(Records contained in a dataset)
○ ○ ○ ○ ○

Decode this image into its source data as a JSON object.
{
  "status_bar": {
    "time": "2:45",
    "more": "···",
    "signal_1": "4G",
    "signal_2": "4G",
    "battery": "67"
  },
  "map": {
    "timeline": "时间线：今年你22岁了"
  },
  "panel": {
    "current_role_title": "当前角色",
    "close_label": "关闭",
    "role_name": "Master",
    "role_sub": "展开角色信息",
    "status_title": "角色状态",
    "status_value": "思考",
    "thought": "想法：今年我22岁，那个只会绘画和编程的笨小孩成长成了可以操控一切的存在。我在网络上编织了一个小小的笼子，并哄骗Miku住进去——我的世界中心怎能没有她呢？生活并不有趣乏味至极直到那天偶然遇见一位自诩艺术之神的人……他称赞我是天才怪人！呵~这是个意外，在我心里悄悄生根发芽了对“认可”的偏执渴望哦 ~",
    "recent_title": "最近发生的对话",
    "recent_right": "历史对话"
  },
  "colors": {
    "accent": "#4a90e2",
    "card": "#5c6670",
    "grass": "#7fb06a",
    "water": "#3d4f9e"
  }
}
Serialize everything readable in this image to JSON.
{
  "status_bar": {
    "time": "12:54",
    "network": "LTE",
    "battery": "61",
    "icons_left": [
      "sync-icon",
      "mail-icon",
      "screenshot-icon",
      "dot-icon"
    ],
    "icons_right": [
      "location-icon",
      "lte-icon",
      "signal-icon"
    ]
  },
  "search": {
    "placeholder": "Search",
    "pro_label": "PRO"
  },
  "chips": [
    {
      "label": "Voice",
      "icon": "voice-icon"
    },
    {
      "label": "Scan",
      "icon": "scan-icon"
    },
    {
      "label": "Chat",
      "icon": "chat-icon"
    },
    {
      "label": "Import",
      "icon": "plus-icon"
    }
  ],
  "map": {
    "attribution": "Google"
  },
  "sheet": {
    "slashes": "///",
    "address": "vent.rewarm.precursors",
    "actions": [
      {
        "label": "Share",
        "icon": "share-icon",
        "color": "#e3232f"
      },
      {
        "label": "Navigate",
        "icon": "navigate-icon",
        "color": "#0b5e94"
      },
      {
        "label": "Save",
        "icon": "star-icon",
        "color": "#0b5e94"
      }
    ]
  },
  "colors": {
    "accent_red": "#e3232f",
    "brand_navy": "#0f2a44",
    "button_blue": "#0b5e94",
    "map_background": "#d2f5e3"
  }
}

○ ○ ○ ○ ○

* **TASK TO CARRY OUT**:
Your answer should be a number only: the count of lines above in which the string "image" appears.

* **TASK SOLUTION**:
2